Maybe you want to be in the lap of luxury or have a couples-only experience. That’s great, and there are several options for you. Enjoy your time at the resort, but please don’t forget to leave the property. You haven’t been to The Bahamas until you’ve dined in a Bahamian-owned restaurant. Visit local attractions, purchase authentic Bahamian souvenirs from vendors, check out art galleries, and get some sun on a public beach. Resorts are foreign-owned and the money you spend does not trickle down to the local economy. Spend money off-property to have a real impact on the lives of the people who make your experience of paradise possible.
Don’t Buy Mass-Produced, Inauthentic Souvenirs
Those “Hey Mon!” shirts may look cool, but they are definitely not Bahamian. We don’t even say “mon.” If there is a Bahamian equivalent, it’s “bey.” Ask a Bahamian to say it and challenge yourself to get close to the right pronunciation. Most of the items you’ll see in downtown souvenir shops are not made in the Bahamas. Purchase quality products from straw vendors, galleries, and craft stores. Stock up on postcards, Bacardi rum cakes, handmade jewelry, and paintings. It’s worth finding the good stuff and supporting artists and Bahamian-owned businesses.
Don’t Try to Cross the Street Without Looking
This should go without saying, but tourists often wander into the street all the time without looking both ways. You may be in a small place, but there are streets and, believe me, a lot of cars. See for yourself on just about any street in the capital from 7:30 a.m. to 9 a.m. and 4:30 p.m. to 5:30 p.m. There are a lot of people on the road, in a rush and frustrated, trying to get ahead of the cars in front of them. For your own safety, use the pedestrian crossings, and wait for cars to stop to let you cross the street.
Don’t Block Traffic With Scooters
There is something about being on an island that makes it seem like the rules don’t apply, but the Bahamas is a real place. Scooters are fun for riders, but a real nuisance for others because they are so unpredictable and often used irresponsibly. It’s best to use them in low-traffic areas. Follow the traffic rules, including using your signal, not obstructing traffic, and always parking completely off the road. Wear your helmet and have a great time safely exploring.
Don’t Feed the Pigs Beer
It may seem obvious, but getting pigs to chug beer is not a good idea. Take the trip to Exuma. It’s a great opportunity to visit another island in the Bahamas, see some of the most beautiful beaches in the world, feed iguanas, and see the world-famous swimming pigs. What you eat and drink is completely up to you, but please do not give the pigs beer. Pay attention to what the guides tell you to avoid ruining the experience for others.
Don’t Touch the Coral

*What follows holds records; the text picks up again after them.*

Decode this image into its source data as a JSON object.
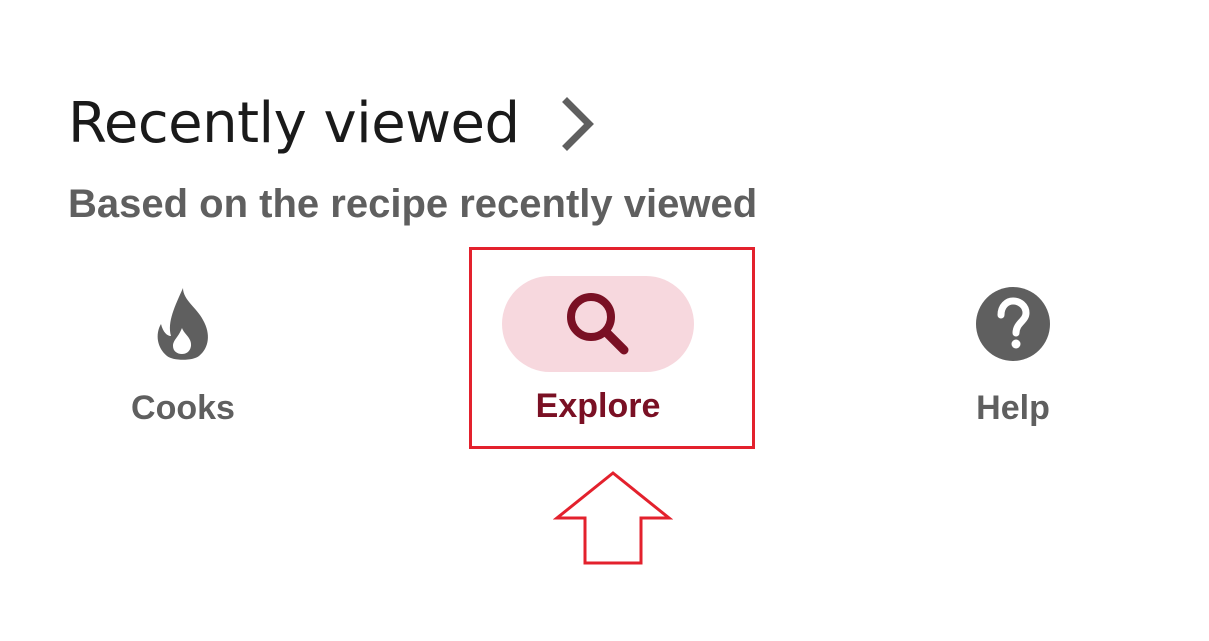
{
  "section": {
    "title": "Recently viewed",
    "subtitle": "Based on the recipe recently viewed"
  },
  "nav": {
    "items": [
      {
        "label": "Cooks",
        "icon": "flame-icon",
        "color": "#5f5f5f",
        "selected": false
      },
      {
        "label": "Explore",
        "icon": "search-icon",
        "color": "#7a1024",
        "selected": true,
        "pill_color": "#f7d8de"
      },
      {
        "label": "Help",
        "icon": "help-icon",
        "color": "#5f5f5f",
        "selected": false
      }
    ]
  },
  "annotation": {
    "highlight_color": "#e3212d",
    "arrow_direction": "up"
  }
}
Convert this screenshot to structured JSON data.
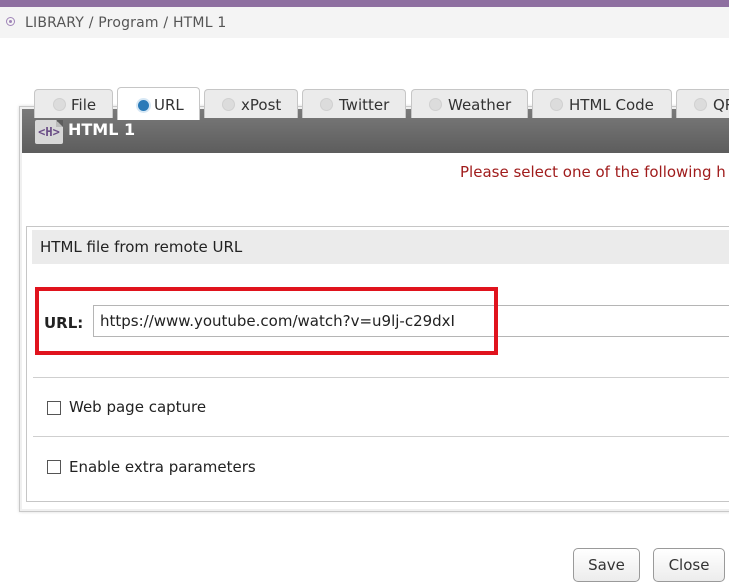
{
  "breadcrumb": {
    "text": "LIBRARY / Program / HTML 1"
  },
  "dialog": {
    "title": "HTML 1",
    "icon_text": "<H>",
    "notice": "Please select one of the following h"
  },
  "tabs": [
    {
      "label": "File",
      "selected": false
    },
    {
      "label": "URL",
      "selected": true
    },
    {
      "label": "xPost",
      "selected": false
    },
    {
      "label": "Twitter",
      "selected": false
    },
    {
      "label": "Weather",
      "selected": false
    },
    {
      "label": "HTML Code",
      "selected": false
    },
    {
      "label": "QR",
      "selected": false
    }
  ],
  "panel": {
    "heading": "HTML file from remote URL",
    "url_label": "URL:",
    "url_value": "https://www.youtube.com/watch?v=u9lj-c29dxI",
    "web_capture_label": "Web page capture",
    "web_capture_checked": false,
    "extra_params_label": "Enable extra parameters",
    "extra_params_checked": false
  },
  "buttons": {
    "save": "Save",
    "close": "Close"
  },
  "colors": {
    "accent": "#8e6fa0",
    "notice": "#a01c1c",
    "highlight": "#e0131d",
    "radio_selected": "#2a7ab8"
  }
}
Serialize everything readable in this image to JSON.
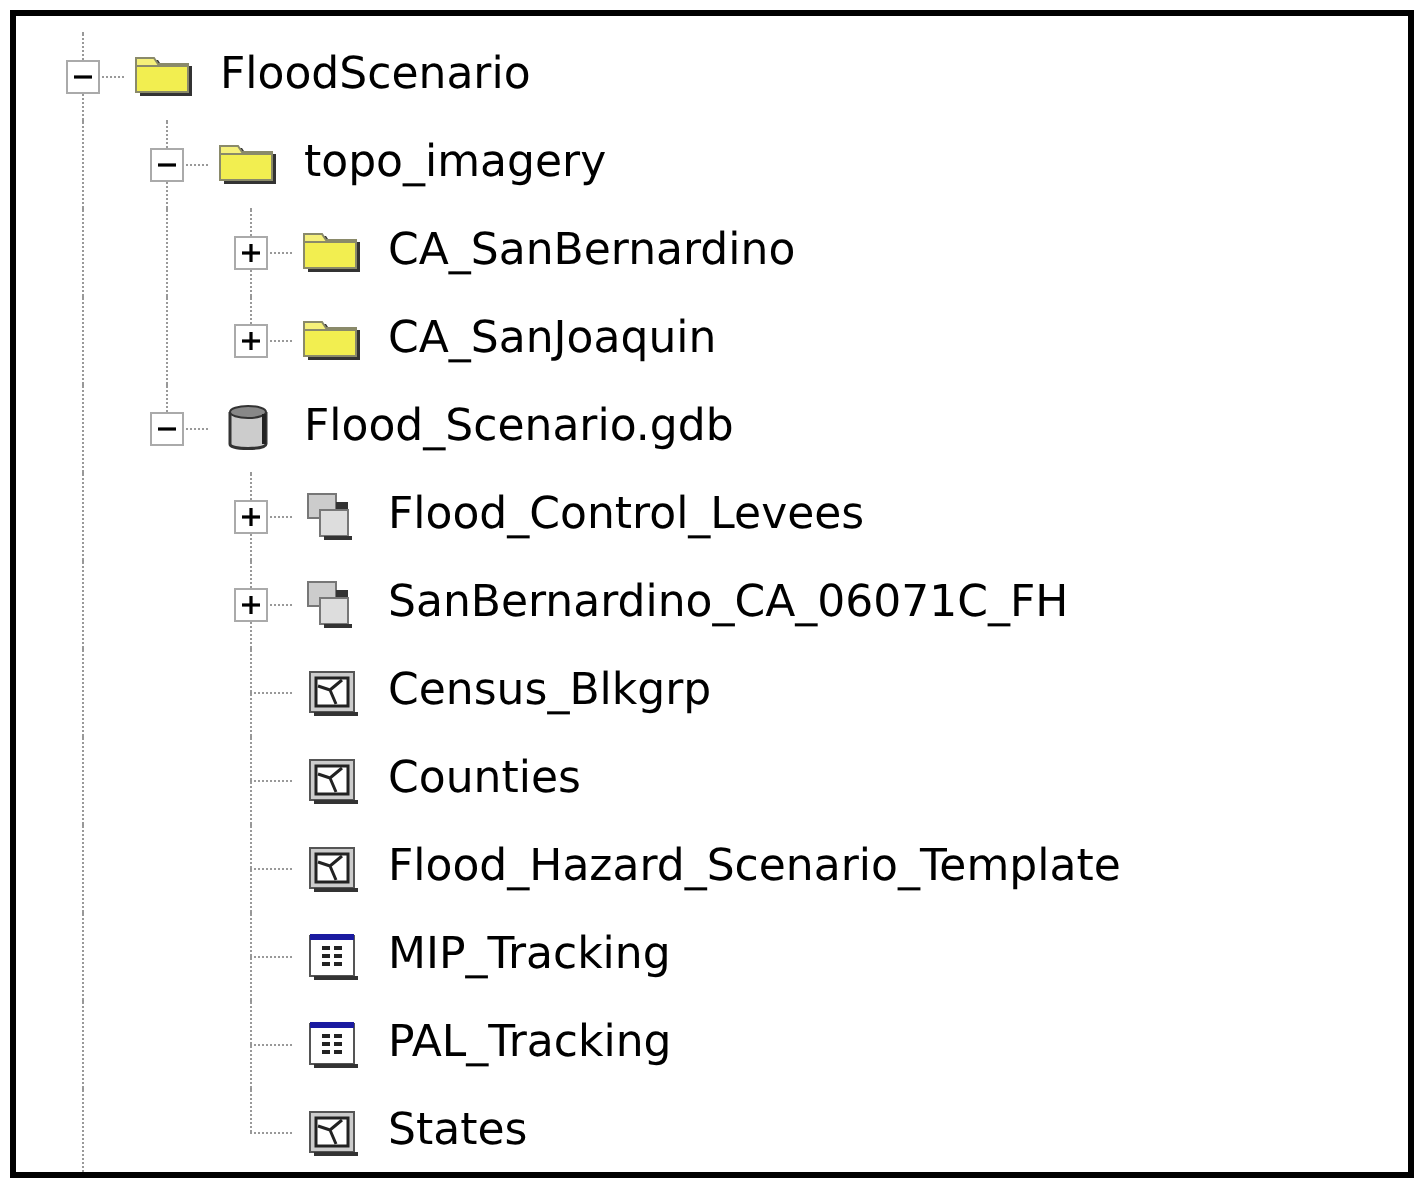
{
  "tree": [
    {
      "label": "FloodScenario",
      "kind": "folder",
      "expanded": true,
      "children": [
        {
          "label": "topo_imagery",
          "kind": "folder",
          "expanded": true,
          "children": [
            {
              "label": "CA_SanBernardino",
              "kind": "folder",
              "expanded": false
            },
            {
              "label": "CA_SanJoaquin",
              "kind": "folder",
              "expanded": false
            }
          ]
        },
        {
          "label": "Flood_Scenario.gdb",
          "kind": "geodatabase",
          "expanded": true,
          "children": [
            {
              "label": "Flood_Control_Levees",
              "kind": "dataset",
              "expanded": false
            },
            {
              "label": "SanBernardino_CA_06071C_FH",
              "kind": "dataset",
              "expanded": false
            },
            {
              "label": "Census_Blkgrp",
              "kind": "featureclass"
            },
            {
              "label": "Counties",
              "kind": "featureclass"
            },
            {
              "label": "Flood_Hazard_Scenario_Template",
              "kind": "featureclass"
            },
            {
              "label": "MIP_Tracking",
              "kind": "table"
            },
            {
              "label": "PAL_Tracking",
              "kind": "table"
            },
            {
              "label": "States",
              "kind": "featureclass"
            }
          ]
        }
      ]
    }
  ]
}
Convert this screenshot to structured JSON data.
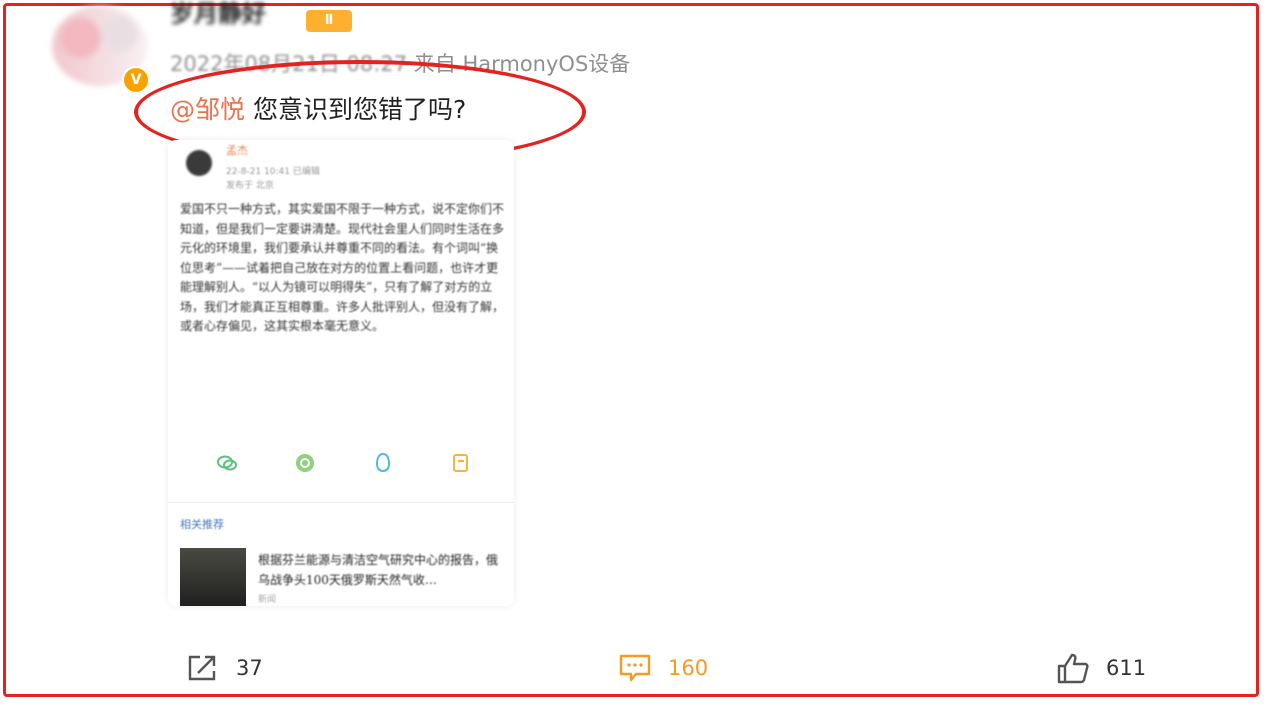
{
  "post": {
    "username": "岁月静好",
    "rank_badge": "Ⅱ",
    "timestamp": "2022年08月21日 08:27",
    "source": "来自 HarmonyOS设备",
    "comment_mention": "@邹悦",
    "comment_text": " 您意识到您错了吗?"
  },
  "card": {
    "author": "孟杰",
    "time": "22-8-21 10:41",
    "time_extra": "已编辑",
    "location": "发布于 北京",
    "body": "爱国不只一种方式，其实爱国不限于一种方式，说不定你们不知道，但是我们一定要讲清楚。现代社会里人们同时生活在多元化的环境里，我们要承认并尊重不同的看法。有个词叫“换位思考”——试着把自己放在对方的位置上看问题，也许才更能理解别人。“以人为镜可以明得失”，只有了解了对方的立场，我们才能真正互相尊重。许多人批评别人，但没有了解，或者心存偏见，这其实根本毫无意义。"
  },
  "related": {
    "label": "相关推荐",
    "title": "根据芬兰能源与清洁空气研究中心的报告，俄乌战争头100天俄罗斯天然气收…",
    "source": "新闻"
  },
  "actions": {
    "repost_count": "37",
    "comment_count": "160",
    "like_count": "611"
  },
  "colors": {
    "frame_red": "#e5221f",
    "mention_orange": "#eb7350",
    "comment_orange": "#f59a23",
    "verified_gold": "#f7a300"
  }
}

Make like a mermaid and get under the sea. There is a lot to see beneath the surface of our crystal clear, turquoise waters. Choose a snorkeling or scuba diving adventure, strike cool poses, and take great photos. Just be careful not to destroy marine life. The coral are beautiful, and they are very fragile animals. They are critical to the ecosystem and help to protect coastlines. Resist the urge. Look, but don’t touch.
Don’t Demand Gratitude for Your Visit
Every Bahamian knows tourism is important to the Bahamian economy. We love the way other people love our home so much that they come back again and again. We do not, however, appreciate it when our dependence on tourism is used as leverage against us. Laws must be enforced, policies must be followed, and respect is the bare minimum. Come to the Bahamas, enjoy all we have to offer, and acknowledge that this is both a vacation for you and the home and livelihood of people.